Howard’s film is a paean to the courage and canniness of the seasoned non-professional: subterranean heroism has never looked so down-to-earth.Rating: 80/100
Ron Howard’s claustrophobically intense and captivating “Thirteen Lives” is one of those movies where you find yourself marveling at the daunting logistics involved in re-creating one of the most famed and complex rescue efforts in recent history—but with an excessive running time of 147 minutes, by the time the story wraps up, we’re almost too exhausted to fully appreciate what we’ve just experienced.Rating: 75/100
Chicago Sun Times
When Howard focuses on the head-scratching mechanics of the mission itself, Thirteen Lives excels – and its many claustrophobic underwater scenes likely play excellently inside the confines of a darkened theatre. But by the time we’re in pure rescue mode, it is almost too late. What should be the highest of high-stakes dramas arrives with a drippy thud.Rating: 62/100
The Globe And Mail Toronto
The movie works, but there has to be a more original way in to the Thai cave rescue story, other than through the main entrance, high-fiving its heroes at every step. For starters, it might have spent a little more time on the “Thirteen Lives” on the line.Rating: 60/100

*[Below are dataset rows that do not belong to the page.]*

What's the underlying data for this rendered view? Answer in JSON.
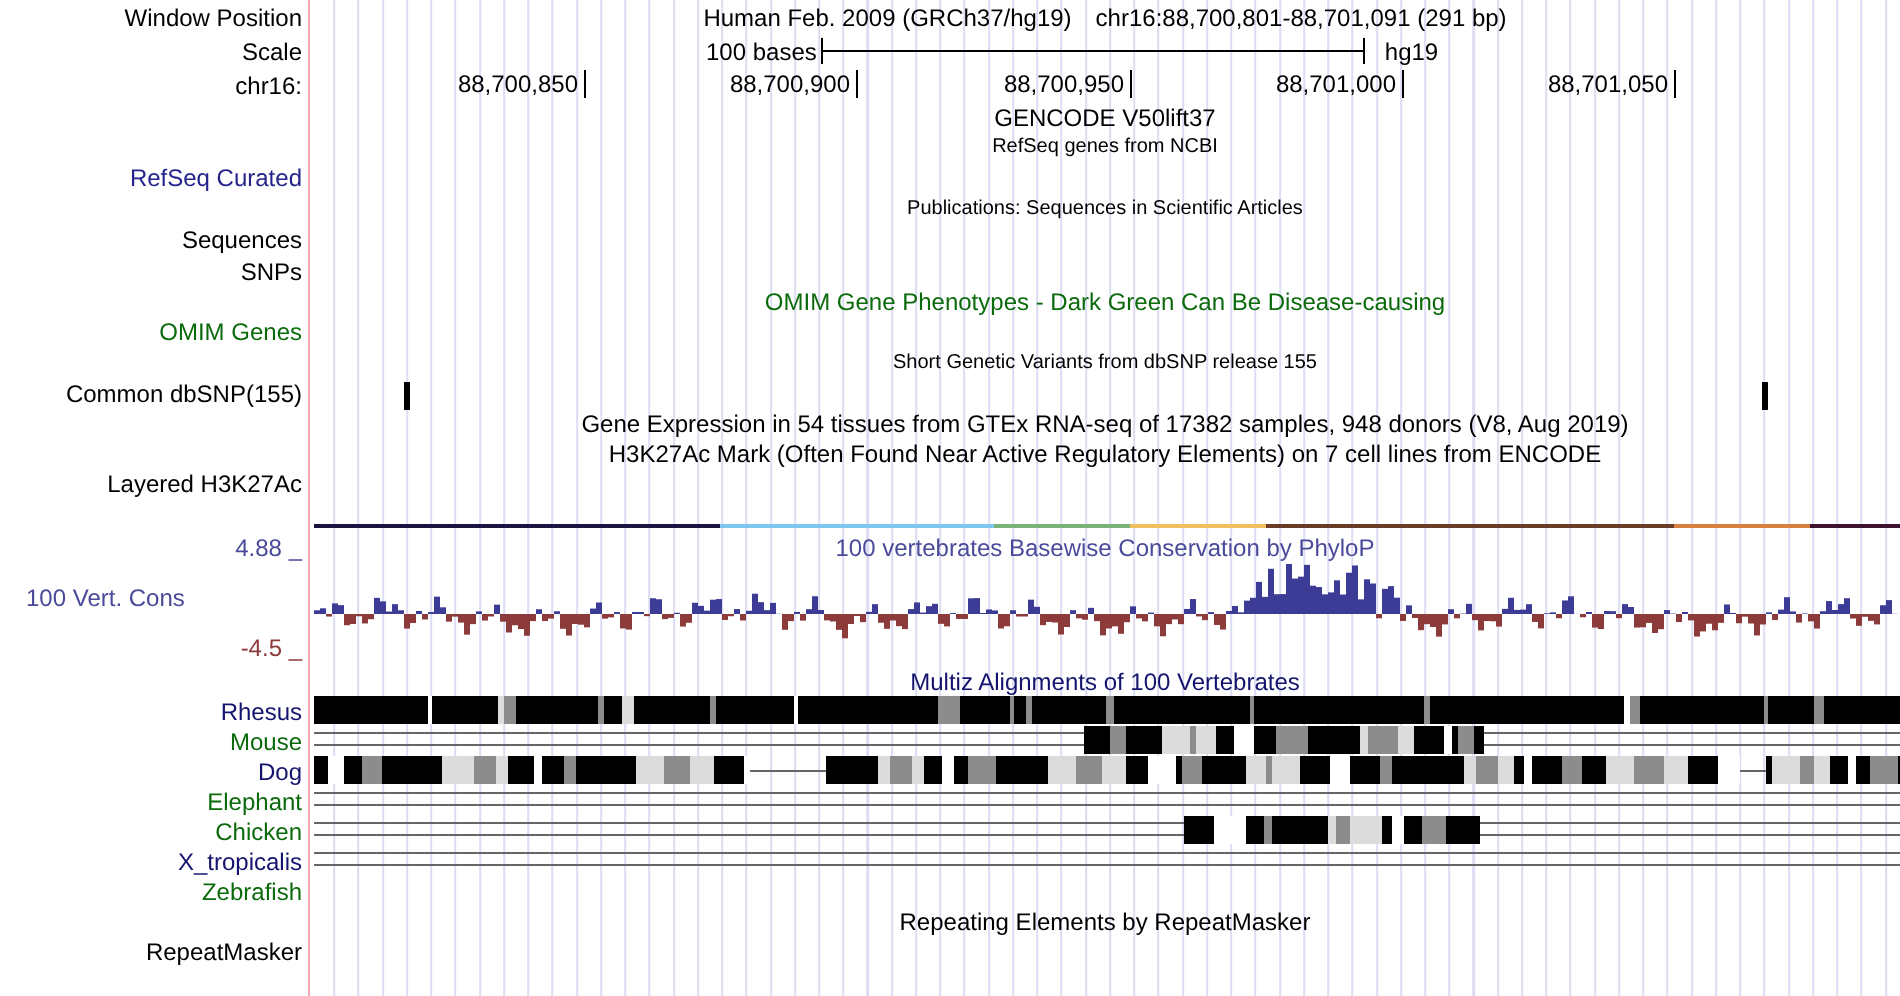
{
  "header": {
    "label": "Window Position",
    "assembly_title": "Human Feb. 2009 (GRCh37/hg19)",
    "position": "chr16:88,700,801-88,701,091 (291 bp)"
  },
  "scale": {
    "label": "Scale",
    "bar_label": "100 bases",
    "assembly": "hg19"
  },
  "ruler": {
    "label": "chr16:",
    "ticks": [
      "88,700,850",
      "88,700,900",
      "88,700,950",
      "88,701,000",
      "88,701,050"
    ]
  },
  "tracks": [
    {
      "kind": "title",
      "text": "GENCODE V50lift37"
    },
    {
      "kind": "note",
      "text": "RefSeq genes from NCBI"
    },
    {
      "kind": "label",
      "label": "RefSeq Curated",
      "color": "#24248c"
    },
    {
      "kind": "note",
      "text": "Publications: Sequences in Scientific Articles"
    },
    {
      "kind": "label",
      "label": "Sequences",
      "color": "#000000"
    },
    {
      "kind": "label",
      "label": "SNPs",
      "color": "#000000"
    },
    {
      "kind": "title",
      "text": "OMIM Gene Phenotypes - Dark Green Can Be Disease-causing",
      "color": "#0b6a0b"
    },
    {
      "kind": "label",
      "label": "OMIM Genes",
      "color": "#0b6a0b"
    },
    {
      "kind": "note",
      "text": "Short Genetic Variants from dbSNP release 155"
    },
    {
      "kind": "snp",
      "label": "Common dbSNP(155)",
      "color": "#000000"
    },
    {
      "kind": "title",
      "text": "Gene Expression in 54 tissues from GTEx RNA-seq of 17382 samples, 948 donors (V8, Aug 2019)"
    },
    {
      "kind": "title",
      "text": "H3K27Ac Mark (Often Found Near Active Regulatory Elements) on 7 cell lines from ENCODE"
    },
    {
      "kind": "label",
      "label": "Layered H3K27Ac",
      "color": "#000000"
    },
    {
      "kind": "color-bar"
    },
    {
      "kind": "wiggle",
      "label": "100 Vert. Cons",
      "color": "#4a4a9a",
      "text": "100 vertebrates Basewise Conservation by PhyloP",
      "max": "4.88 _",
      "min": "-4.5 _"
    },
    {
      "kind": "title",
      "text": "Multiz Alignments of 100 Vertebrates",
      "color": "#14146e"
    },
    {
      "kind": "alignment",
      "label": "Rhesus",
      "color": "#14146e"
    },
    {
      "kind": "alignment",
      "label": "Mouse",
      "color": "#0b6a0b"
    },
    {
      "kind": "alignment",
      "label": "Dog",
      "color": "#14146e"
    },
    {
      "kind": "alignment",
      "label": "Elephant",
      "color": "#0b6a0b"
    },
    {
      "kind": "alignment",
      "label": "Chicken",
      "color": "#0b6a0b"
    },
    {
      "kind": "alignment",
      "label": "X_tropicalis",
      "color": "#14146e"
    },
    {
      "kind": "alignment",
      "label": "Zebrafish",
      "color": "#0b6a0b"
    },
    {
      "kind": "title",
      "text": "Repeating Elements by RepeatMasker"
    },
    {
      "kind": "label",
      "label": "RepeatMasker",
      "color": "#000000"
    }
  ]
}
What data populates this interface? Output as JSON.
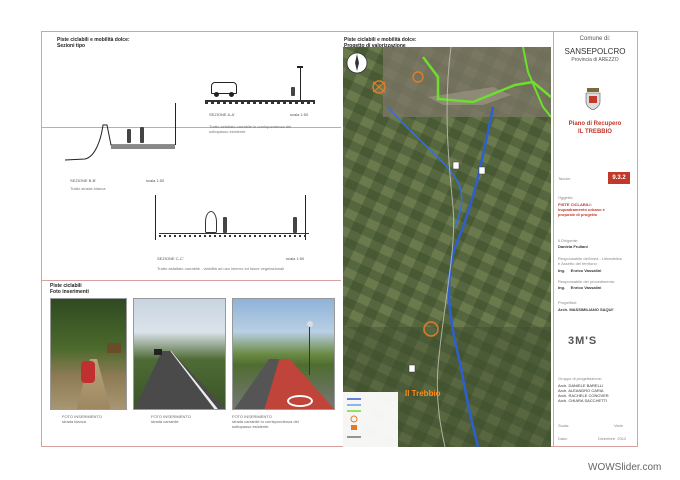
{
  "left_panel": {
    "top_heading_line1": "Piste ciclabili e mobilità dolce:",
    "top_heading_line2": "Sezioni tipo",
    "section_aa_label": "SEZIONE A-A'",
    "section_aa_scale": "scala 1:50",
    "section_aa_note": "Tratto asfaltato carrabile in corrispondenza del sottopasso esistente",
    "section_bb_label": "SEZIONE B-B'",
    "section_bb_scale": "scala 1:50",
    "section_bb_note": "Tratto strada bianca",
    "section_cc_label": "SEZIONE C-C'",
    "section_cc_scale": "scala 1:50",
    "section_cc_note": "Tratto asfaltato carrabile - viabilità ad uso interno ed fasce vegetazionali",
    "photos_heading_line1": "Piste ciclabili",
    "photos_heading_line2": "Foto inserimenti",
    "photo1_caption_line1": "FOTO INSERIMENTO",
    "photo1_caption_line2": "strada bianca",
    "photo2_caption_line1": "FOTO INSERIMENTO",
    "photo2_caption_line2": "strada carrabile",
    "photo3_caption_line1": "FOTO INSERIMENTO",
    "photo3_caption_line2": "strada carrabile in corrispondenza del",
    "photo3_caption_line3": "sottopasso esistente"
  },
  "map_panel": {
    "heading_line1": "Piste ciclabili e mobilità dolce:",
    "heading_line2": "Progetto di valorizzazione",
    "place_label": "Il Trebbio"
  },
  "title_block": {
    "comune_label": "Comune di:",
    "city": "SANSEPOLCRO",
    "province": "Provincia di AREZZO",
    "plan_title_line1": "Piano di Recupero",
    "plan_title_line2": "IL TREBBIO",
    "tavola_label": "Tavola:",
    "tavola_number": "9.3.2",
    "oggetto_label": "Oggetto:",
    "oggetto_line1": "PISTE CICLABILI:",
    "oggetto_line2": "inquadramento urbano e",
    "oggetto_line3": "proposte di progetto",
    "dirigente_label": "Il Dirigente:",
    "dirigente_name": "Daniela Frullani",
    "resp_label_line1": "Responsabile dell'area - Urbanistica",
    "resp_label_line2": "e Assetto del territorio :",
    "resp_name": "Ing.     Enrico Vassalini",
    "resp_proc_label": "Responsabile del procedimento:",
    "resp_proc_name": "Ing.     Enrico Vassalini",
    "progettisti_label": "Progettisti:",
    "progettisti_name": "Arch. MASSIMILIANO SAQUI'",
    "logo_text": "3M'S",
    "gruppo_label": "Gruppo di progettazione:",
    "gruppo": [
      "Arch. DANIELE BARELLI",
      "Arch. ALEANDRO CARIA",
      "Arch. RACHELE CONOVER",
      "Arch. CHIARA SACCHETTI"
    ],
    "scala_label": "Scala:",
    "scala_value": "Varie",
    "data_label": "Data:",
    "data_value": "Dicembre  2012"
  },
  "watermark": "WOWSlider.com"
}
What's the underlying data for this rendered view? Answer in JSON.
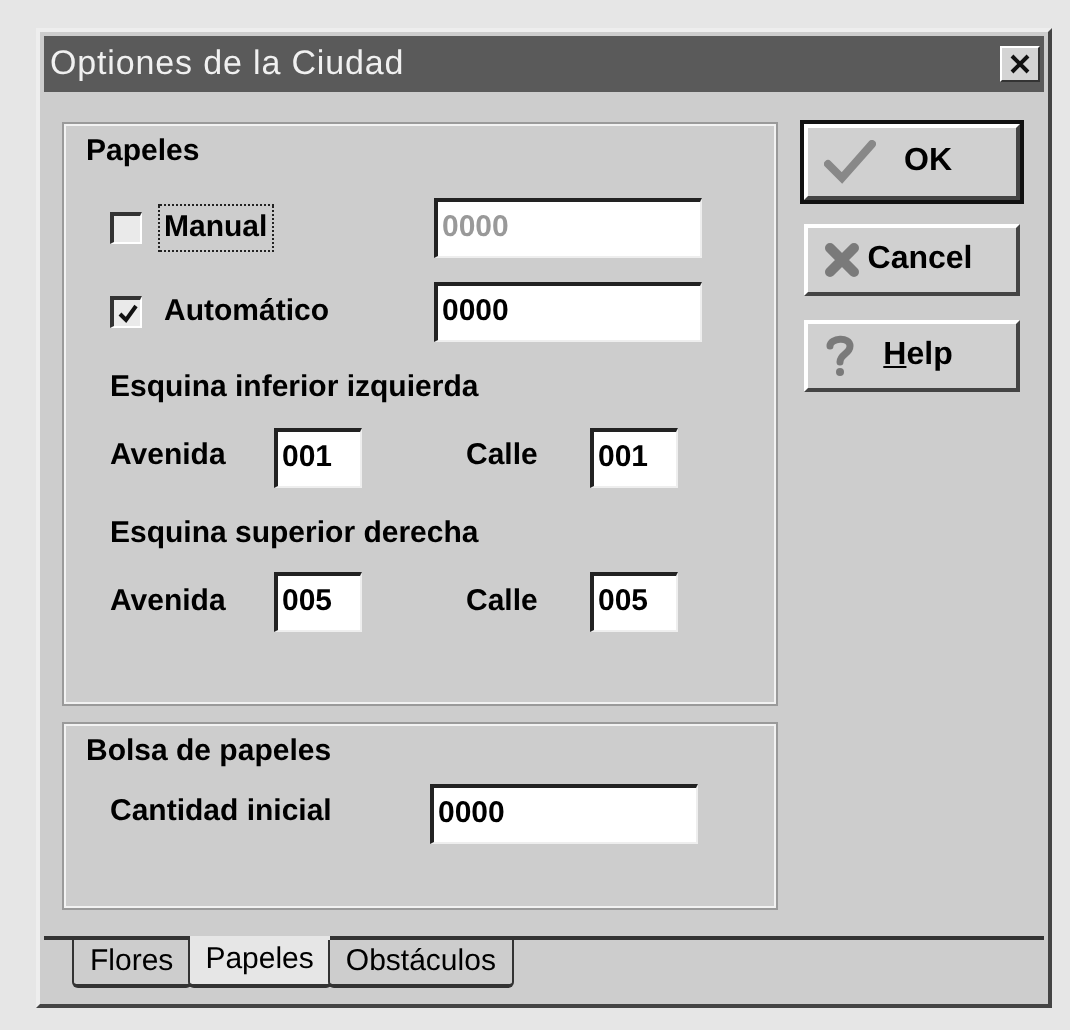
{
  "window": {
    "title": "Optiones de la Ciudad"
  },
  "papeles": {
    "title": "Papeles",
    "options": [
      {
        "label": "Manual",
        "checked": false,
        "focused": true,
        "value": "0000",
        "disabled": true
      },
      {
        "label": "Automático",
        "checked": true,
        "focused": false,
        "value": "0000",
        "disabled": false
      }
    ],
    "corners": [
      {
        "heading": "Esquina inferior izquierda",
        "fields": [
          {
            "label": "Avenida",
            "value": "001"
          },
          {
            "label": "Calle",
            "value": "001"
          }
        ]
      },
      {
        "heading": "Esquina superior derecha",
        "fields": [
          {
            "label": "Avenida",
            "value": "005"
          },
          {
            "label": "Calle",
            "value": "005"
          }
        ]
      }
    ]
  },
  "bolsa": {
    "title": "Bolsa de papeles",
    "fields": [
      {
        "label": "Cantidad inicial",
        "value": "0000"
      }
    ]
  },
  "buttons": [
    {
      "kind": "ok",
      "label": "OK",
      "default": true,
      "underline_first": false
    },
    {
      "kind": "cancel",
      "label": "Cancel",
      "default": false,
      "underline_first": false
    },
    {
      "kind": "help",
      "label": "Help",
      "default": false,
      "underline_first": true
    }
  ],
  "tabs": [
    {
      "label": "Flores",
      "selected": false
    },
    {
      "label": "Papeles",
      "selected": true
    },
    {
      "label": "Obstáculos",
      "selected": false
    }
  ]
}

For its first half, Thirteen Lives feels like it is treading water, waiting for its big final act. Thankfully, the second half is a riveting depiction of a daring, foolhardy, inspired rescue.Rating: 60/100
Howard’s film winds up as a rote retread, transitioning from headline news to big-screen snooze.Rating: 42/100
The Av Club